Re: Adaptationism again
13 Sep 1996 09:55:12 -0600
In article <firstname.lastname@example.org>, Paul Gallagher <email@example.com> wrote:
>The burden of proof is on the sociobiologist to prove that jealousy, or any
>aspect of human behavior or culture, can be usefully or meaningfully considered
>to be a genetic trait. Once you have done that, we can talk about the role of
>selection in forming the trait.
I asked that you present a single reference that supports Gould's (and
your) straw-man characterization of sociobiologists. Let's get through
that issue, first, and then I'll be happy to post references by Daly &
Wilson and others that address jealousy specifically.
In the mean while, please present even one ultimate (evolutionary)
hypothesis for the emotions which explains how they came to be without
resorting to natural selection.
>But since you ask: Gould and Lewontin don't accuse people of thinking that
>every single trait is currently optimal.
Helena Cronin has compiled quotes of them saying just that. Her book is
_The Ant and the Peacock_, and she patiently explains how the
adaptationist assumption that only natural selection creates
sophisticated traits (adaptations) is misunderstood by Gould et al. as
evidence that adaptationists generally see every single trait as not only
adaptive, but currently so, and optimally so.
>In the field of sociobiology, E.O. Wilson writes on page 22 of "Sociobiology"
It's natural that those ignorant of the field would think Ed Wilson is
the be-all, end-all of sociobiology (he wrote a book with that title,
after all). But he really isn't spokesman for the effort. Quote
Hamilton and Williams and Trivers, if you want to address the issues
close to sociobiologists' hearts.
Wilson may well, by the way, be guilty of pan-optimality thinking. He's
mistaken.

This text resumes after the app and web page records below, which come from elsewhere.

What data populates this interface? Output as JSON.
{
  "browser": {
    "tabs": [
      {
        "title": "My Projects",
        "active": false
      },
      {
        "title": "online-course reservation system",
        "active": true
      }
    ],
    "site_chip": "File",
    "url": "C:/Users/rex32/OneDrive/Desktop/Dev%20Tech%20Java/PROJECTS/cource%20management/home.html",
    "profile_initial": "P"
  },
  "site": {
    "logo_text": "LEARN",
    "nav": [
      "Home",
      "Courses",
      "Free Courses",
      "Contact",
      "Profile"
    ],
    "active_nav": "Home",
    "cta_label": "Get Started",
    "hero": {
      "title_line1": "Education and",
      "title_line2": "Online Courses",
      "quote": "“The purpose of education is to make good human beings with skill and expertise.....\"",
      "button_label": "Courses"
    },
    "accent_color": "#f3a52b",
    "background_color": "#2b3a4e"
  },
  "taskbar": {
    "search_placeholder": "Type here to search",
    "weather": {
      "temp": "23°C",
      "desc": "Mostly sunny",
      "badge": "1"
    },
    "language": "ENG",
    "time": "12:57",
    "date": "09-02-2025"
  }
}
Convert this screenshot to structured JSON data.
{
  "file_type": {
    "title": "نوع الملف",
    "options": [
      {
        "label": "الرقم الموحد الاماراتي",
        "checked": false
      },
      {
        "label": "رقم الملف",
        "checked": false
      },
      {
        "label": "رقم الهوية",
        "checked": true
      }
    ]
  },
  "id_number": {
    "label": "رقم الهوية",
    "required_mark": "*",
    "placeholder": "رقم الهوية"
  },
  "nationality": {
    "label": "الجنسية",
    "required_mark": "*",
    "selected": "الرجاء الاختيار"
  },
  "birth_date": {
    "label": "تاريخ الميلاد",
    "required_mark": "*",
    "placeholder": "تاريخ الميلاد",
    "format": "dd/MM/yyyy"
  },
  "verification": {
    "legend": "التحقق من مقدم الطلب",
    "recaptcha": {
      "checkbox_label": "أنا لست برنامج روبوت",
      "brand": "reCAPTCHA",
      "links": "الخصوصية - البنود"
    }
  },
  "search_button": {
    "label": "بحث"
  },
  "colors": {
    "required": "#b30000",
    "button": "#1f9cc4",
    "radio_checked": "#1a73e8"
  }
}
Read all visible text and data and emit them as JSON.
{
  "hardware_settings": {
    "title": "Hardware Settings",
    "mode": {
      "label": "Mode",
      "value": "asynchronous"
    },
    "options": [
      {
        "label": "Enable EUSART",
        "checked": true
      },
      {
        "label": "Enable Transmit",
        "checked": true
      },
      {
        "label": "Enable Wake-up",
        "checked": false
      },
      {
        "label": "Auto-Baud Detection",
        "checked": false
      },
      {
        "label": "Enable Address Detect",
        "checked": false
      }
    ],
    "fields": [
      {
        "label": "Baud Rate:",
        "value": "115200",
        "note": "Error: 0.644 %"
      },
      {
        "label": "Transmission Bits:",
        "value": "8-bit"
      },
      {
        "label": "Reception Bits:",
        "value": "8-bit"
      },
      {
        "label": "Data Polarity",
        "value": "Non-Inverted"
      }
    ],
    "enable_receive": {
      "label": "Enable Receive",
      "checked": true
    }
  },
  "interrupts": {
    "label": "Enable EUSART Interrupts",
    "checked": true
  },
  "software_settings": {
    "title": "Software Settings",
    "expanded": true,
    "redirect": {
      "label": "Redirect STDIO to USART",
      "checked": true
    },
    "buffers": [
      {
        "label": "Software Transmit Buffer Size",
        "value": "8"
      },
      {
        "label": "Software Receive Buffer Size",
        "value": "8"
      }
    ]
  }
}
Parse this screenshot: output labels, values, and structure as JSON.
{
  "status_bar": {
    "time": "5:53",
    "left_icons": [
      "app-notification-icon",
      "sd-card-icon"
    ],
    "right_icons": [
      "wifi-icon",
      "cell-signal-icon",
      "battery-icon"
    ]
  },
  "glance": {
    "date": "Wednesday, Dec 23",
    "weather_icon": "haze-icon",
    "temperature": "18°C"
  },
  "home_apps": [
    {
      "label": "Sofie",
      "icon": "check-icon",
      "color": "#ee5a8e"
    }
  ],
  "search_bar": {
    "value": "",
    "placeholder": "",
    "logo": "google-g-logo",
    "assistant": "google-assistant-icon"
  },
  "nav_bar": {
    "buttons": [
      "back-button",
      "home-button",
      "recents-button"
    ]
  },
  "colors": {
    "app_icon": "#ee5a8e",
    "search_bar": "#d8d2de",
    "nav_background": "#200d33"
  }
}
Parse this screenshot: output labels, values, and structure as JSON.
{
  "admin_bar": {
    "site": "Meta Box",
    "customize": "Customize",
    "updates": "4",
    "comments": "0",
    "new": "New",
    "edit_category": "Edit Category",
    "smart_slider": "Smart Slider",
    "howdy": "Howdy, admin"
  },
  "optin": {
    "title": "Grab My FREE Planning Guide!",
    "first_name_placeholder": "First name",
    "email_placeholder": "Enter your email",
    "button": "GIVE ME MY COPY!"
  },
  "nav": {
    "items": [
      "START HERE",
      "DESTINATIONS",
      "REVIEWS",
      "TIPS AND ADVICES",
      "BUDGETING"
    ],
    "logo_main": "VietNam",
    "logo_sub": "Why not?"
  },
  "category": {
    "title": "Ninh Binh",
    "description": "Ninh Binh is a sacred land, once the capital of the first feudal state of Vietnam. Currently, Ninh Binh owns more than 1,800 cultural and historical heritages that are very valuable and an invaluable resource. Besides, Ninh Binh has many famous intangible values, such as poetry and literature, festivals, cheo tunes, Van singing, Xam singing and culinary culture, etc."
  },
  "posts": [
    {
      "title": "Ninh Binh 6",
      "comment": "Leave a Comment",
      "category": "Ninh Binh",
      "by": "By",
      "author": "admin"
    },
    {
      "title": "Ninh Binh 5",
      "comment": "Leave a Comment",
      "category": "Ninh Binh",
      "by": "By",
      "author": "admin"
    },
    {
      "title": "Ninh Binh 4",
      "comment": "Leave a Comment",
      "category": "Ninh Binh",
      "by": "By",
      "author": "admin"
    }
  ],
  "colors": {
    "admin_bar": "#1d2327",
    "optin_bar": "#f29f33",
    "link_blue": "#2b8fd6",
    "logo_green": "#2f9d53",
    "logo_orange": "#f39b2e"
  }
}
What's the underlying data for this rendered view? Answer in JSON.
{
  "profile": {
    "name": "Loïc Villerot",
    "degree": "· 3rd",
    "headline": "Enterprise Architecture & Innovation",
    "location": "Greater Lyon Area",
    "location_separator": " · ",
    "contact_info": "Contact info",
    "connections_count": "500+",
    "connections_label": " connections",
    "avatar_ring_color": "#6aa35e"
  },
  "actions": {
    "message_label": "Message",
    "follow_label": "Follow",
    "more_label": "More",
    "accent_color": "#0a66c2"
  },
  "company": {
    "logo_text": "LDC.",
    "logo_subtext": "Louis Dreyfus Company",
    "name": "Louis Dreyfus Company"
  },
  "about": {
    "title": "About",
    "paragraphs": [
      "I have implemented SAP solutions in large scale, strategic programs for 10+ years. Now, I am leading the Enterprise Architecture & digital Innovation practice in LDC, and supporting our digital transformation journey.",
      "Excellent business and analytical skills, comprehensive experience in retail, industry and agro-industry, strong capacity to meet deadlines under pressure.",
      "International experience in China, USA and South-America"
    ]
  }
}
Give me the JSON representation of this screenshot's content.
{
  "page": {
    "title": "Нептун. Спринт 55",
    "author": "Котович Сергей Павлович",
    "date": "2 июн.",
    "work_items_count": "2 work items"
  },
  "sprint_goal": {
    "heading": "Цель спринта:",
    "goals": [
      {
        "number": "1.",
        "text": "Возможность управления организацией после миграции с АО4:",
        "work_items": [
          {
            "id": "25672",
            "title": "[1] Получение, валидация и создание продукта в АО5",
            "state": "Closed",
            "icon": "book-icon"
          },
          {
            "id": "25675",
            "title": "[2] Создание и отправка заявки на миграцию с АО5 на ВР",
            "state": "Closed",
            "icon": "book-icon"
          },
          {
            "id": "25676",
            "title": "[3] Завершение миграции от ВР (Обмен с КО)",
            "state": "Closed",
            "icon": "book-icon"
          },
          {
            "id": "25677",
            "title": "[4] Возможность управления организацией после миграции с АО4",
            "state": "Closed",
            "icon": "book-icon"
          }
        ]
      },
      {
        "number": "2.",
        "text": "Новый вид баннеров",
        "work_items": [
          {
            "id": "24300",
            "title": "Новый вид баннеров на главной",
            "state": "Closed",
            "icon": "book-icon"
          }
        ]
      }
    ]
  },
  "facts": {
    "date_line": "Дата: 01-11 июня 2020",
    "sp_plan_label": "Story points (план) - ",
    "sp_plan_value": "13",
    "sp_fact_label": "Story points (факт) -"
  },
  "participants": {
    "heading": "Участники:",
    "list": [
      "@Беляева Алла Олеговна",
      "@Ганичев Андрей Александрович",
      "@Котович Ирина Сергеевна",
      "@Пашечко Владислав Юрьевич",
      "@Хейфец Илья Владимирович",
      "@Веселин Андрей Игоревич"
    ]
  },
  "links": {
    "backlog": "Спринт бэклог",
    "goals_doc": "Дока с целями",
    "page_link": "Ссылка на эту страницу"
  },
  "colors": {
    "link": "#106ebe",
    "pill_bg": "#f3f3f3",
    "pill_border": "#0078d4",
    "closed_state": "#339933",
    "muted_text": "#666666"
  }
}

On the other hand, is he *more* mistaken than those who see
>I'd assume that the human mind, if it is to be considered a genetic trait,
>is the product of many genes that interact in many complicated ways with
>each other and with the environment during its development. If
>this is the case, then there is no reason to assume that any aspect of human
>culture can be mapped backwards onto any unit of selection.
Neurobiological studies have profoundly supported adaptationist, "modular
brain" models of the mind as a collection of task-specific (cognitively
speaking) information processing organs. I highly recommend "The Adapted
Mind," a 1992 edited volume put out by Oxford Univ. Press.
>I saw the paper you recommended, "The Spaniels of St. Marx." It offered no
>arguments, just insults (and poems and songs and puns).
>Consider that "The Spaniels of St. Marx" is how sociobiology is argued.
That's tremendously ironic, Paul. Love it! He purposefully (and
explicitly) adopted Gould/Lewontin's style to make a point. It is *not*
typical of how adaptationists argue their ideas.
Your reaction to the other side adopting the unfair rhetorical tactics of
Gould (whose writings you've never objected to here) reveals a very deep
bias on your part against neo-Darwinism. Time to do some soul-searching,
I look forward to seeing those non-selectionist hypotheses for the
origins of emotions, Paul. Impress us.